Is Diabetes Reversible? Part 2
In part I, we discussed the impact of Type II Diabetes on our health and the extent of the epidemic of diabetes in Canada and the world:
The traditional approach can be summarized as:
Yet we have clear evidence that diabetes can be reversed.
The first hint of this reversal comes from the outcomes of bariatric surgery. In 1992, Pories et al. showed that blood glucose levels normalized in obese people with Type 2 diabetes who had undergone bariatric surgery and that almost 10 years later 90% remained free of diabetes.
The effect of bariatric surgery to reverse diabetes has been replicated in numerous studies with rates of remission ranging from 30 to 70% depending on the procedure and trial.
Overall the long term remission correlates with the amount of fat loss achieved and maintained.
But this correlation may be misleading when it comes to causation.
The changes in insulin resistance and blood sugar happen well before there is any significant loss of fat. Initially there was belief that these early effects were mediated through incretin hormone secretion.
Closer analysis shows that real change happens through the initial rapid decline in caloric intake at the time of surgery. This creates a sudden reversal of traffic into fat stores that brings about a profound change in the intracellular concentration of fat metabolites. This effect happens first in the liver and other ectopic (visceral) fat storage sites.
These changes represent a sudden and dramatic reversal of the proposed cause of insulin resistance.
With this evidence that Type II DM can be reversed by bariatric surgery and that the effect results from the immediate reversal of the intracellular changes that cause insulin resistance and diabetes in the first place, the next question is can this be done through diet - without the cost, risk and complications of surgery. The simple and resounding answer is YES:
Type II DM can be reversed through dietary interventions.
Before we look at the therapeutic nutrition trials that are now providing evidence that diabetes is reversible, I want to step back and look at the mechanism and time course of insulin resistance, as this will help us understand what approach an individual looking to reverse diabetes should follow.
Insulin resistance is a process by which muscle, fat and liver cells no longer respond properly to insulin and thus cannot easily absorb glucose from the bloodstream. As a result, the body needs higher levels of insulin to help glucose enter cells.
The liver is the key player in the development of diabetes, as it is the hepatic production of triglycerides from excess carbohydrates that is at the root of the disease process.
Interestingly, it is the reversal of insulin resistance in the liver that occurs during the immediate hypocaloric response to bariatric surgery.
The trigger theory for the twin cycle explains the mechanism for both the development and reversal of Type II DM, and provides the foundations of a strategy for a new paradigm for diabetes management.
This theory postulates that:
These changes in the liver also lead to

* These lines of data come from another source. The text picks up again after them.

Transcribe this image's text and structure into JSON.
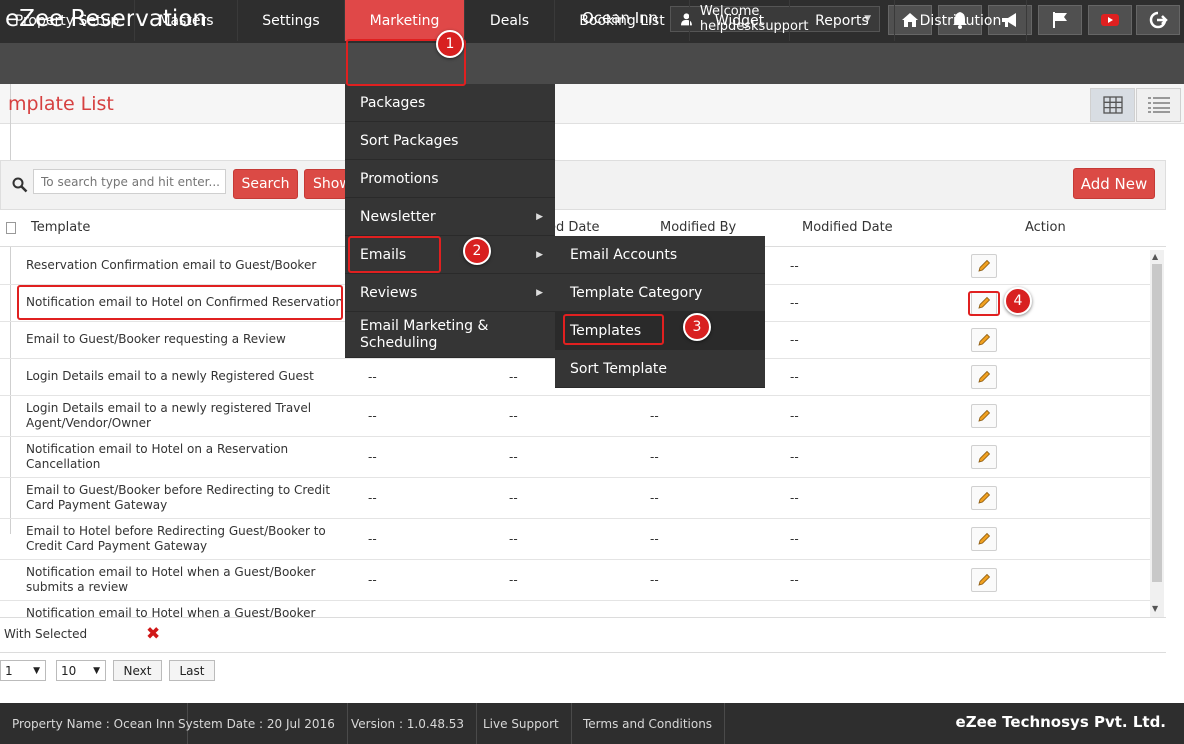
{
  "app": {
    "title": "eZee Reservation",
    "property": "Ocean Inn",
    "welcome": "Welcome helpdesksupport"
  },
  "top_icons": [
    "home-icon",
    "bell-icon",
    "megaphone-icon",
    "flag-icon",
    "youtube-icon",
    "logout-icon"
  ],
  "colors": {
    "accent": "#db4a45",
    "topbar": "#2e2e2e",
    "nav": "#4a4a4a",
    "menu": "#353535"
  },
  "nav": {
    "items": [
      "Property Setup",
      "Masters",
      "Settings",
      "Marketing",
      "Deals",
      "Booking List",
      "Widget",
      "Reports",
      "Distribution"
    ],
    "active": "Marketing"
  },
  "marketing_menu": {
    "items": [
      "Packages",
      "Sort Packages",
      "Promotions",
      "Newsletter",
      "Emails",
      "Reviews",
      "Email Marketing & Scheduling"
    ]
  },
  "emails_submenu": {
    "items": [
      "Email Accounts",
      "Template Category",
      "Templates",
      "Sort Template"
    ]
  },
  "page": {
    "title": "mplate List",
    "search_placeholder": "To search type and hit enter...",
    "search_button": "Search",
    "show_button": "Show",
    "add_new_button": "Add New"
  },
  "table": {
    "columns": [
      "Template",
      "ed Date",
      "Modified By",
      "Modified Date",
      "Action"
    ],
    "rows": [
      {
        "name": "Reservation Confirmation email to Guest/Booker",
        "cols": [
          "",
          "",
          "",
          "--"
        ]
      },
      {
        "name": "Notification email to Hotel on Confirmed Reservation",
        "cols": [
          "",
          "",
          "",
          "--"
        ]
      },
      {
        "name": "Email to Guest/Booker requesting a Review",
        "cols": [
          "",
          "",
          "",
          "--"
        ]
      },
      {
        "name": "Login Details email to a newly Registered Guest",
        "cols": [
          "--",
          "--",
          "",
          "--"
        ]
      },
      {
        "name": "Login Details email to a newly registered Travel Agent/Vendor/Owner",
        "cols": [
          "--",
          "--",
          "--",
          "--"
        ]
      },
      {
        "name": "Notification email to Hotel on a Reservation Cancellation",
        "cols": [
          "--",
          "--",
          "--",
          "--"
        ]
      },
      {
        "name": "Email to Guest/Booker before Redirecting to Credit Card Payment Gateway",
        "cols": [
          "--",
          "--",
          "--",
          "--"
        ]
      },
      {
        "name": "Email to Hotel before Redirecting Guest/Booker to Credit Card Payment Gateway",
        "cols": [
          "--",
          "--",
          "--",
          "--"
        ]
      },
      {
        "name": "Notification email to Hotel when a Guest/Booker submits a review",
        "cols": [
          "--",
          "--",
          "--",
          "--"
        ]
      },
      {
        "name": "Notification email to Hotel when a Guest/Booker sends",
        "cols": [
          "",
          "",
          "",
          ""
        ]
      }
    ]
  },
  "bulk": {
    "with_selected": "With Selected",
    "delete_symbol": "✖"
  },
  "pager": {
    "page": "1",
    "per_page": "10",
    "next": "Next",
    "last": "Last"
  },
  "footer": {
    "property": "Property Name : Ocean Inn",
    "system_date": "System Date : 20 Jul 2016",
    "version": "Version : 1.0.48.53",
    "live_support": "Live Support",
    "terms": "Terms and Conditions",
    "company": "eZee Technosys Pvt. Ltd."
  },
  "annotations": [
    "1",
    "2",
    "3",
    "4"
  ]
}
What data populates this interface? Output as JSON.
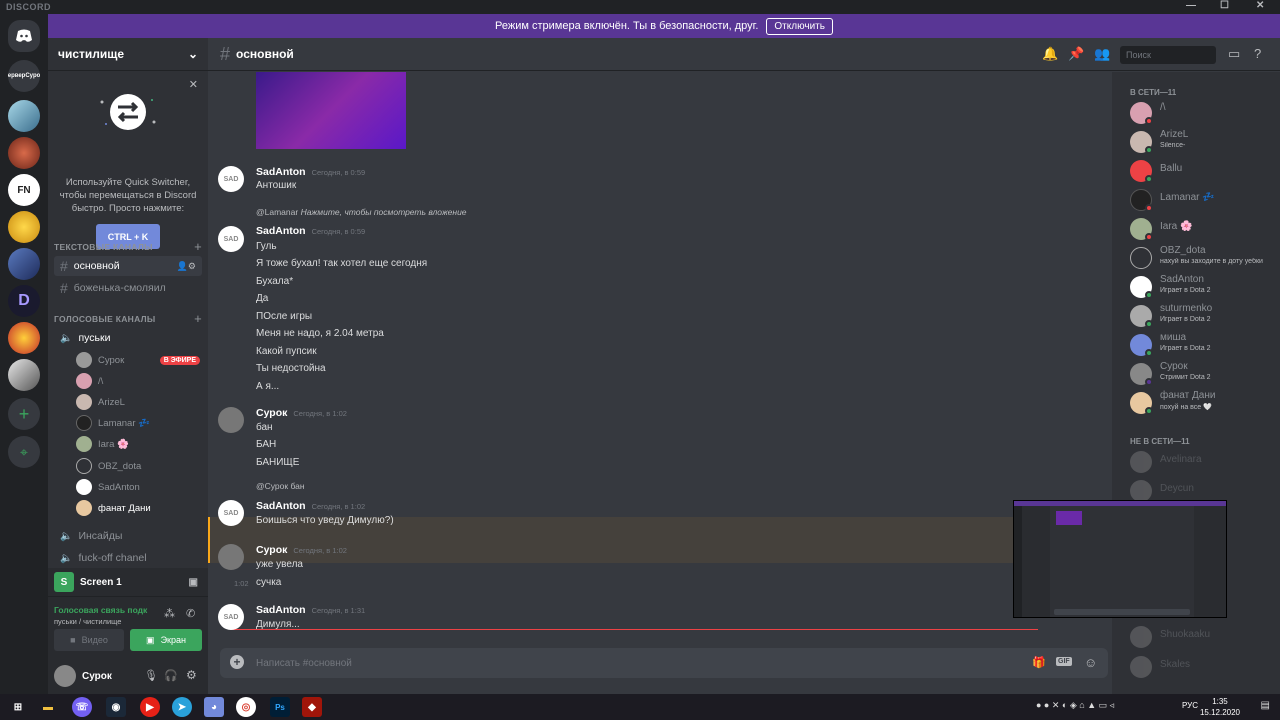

The key is to understand at what the point the trigger is activated in the liver, that is the point at which liver fat accumulates along with the corresponding trigger level at which adverse metabolic effects of fat on the pancreas occur. The goal of any therapeutic effort to reverse diabetes would then be to reduce the liver and pancreas fat below the personal trigger levels.
The key here is the liver: we have known for some time that insulin resistance in Type II DM correlates with liver fat - decrease the liver fat and the diabetes improves.
How do we decrease liver fat?
If bariatric surgery’s immediate effect on diabetes results from this hypocaloric induction – can this be done through diet alone, without surgery.
In Part III, we will explore some of the new and powerful evidence for therapeutic nutrition that demonstrates that Type II Diabetes is in fact reversible through dietary interventions.
Is Diabetes Reversible - Part I
Is Diabetes Reversible - Part 3
Dr. Brendan Byrne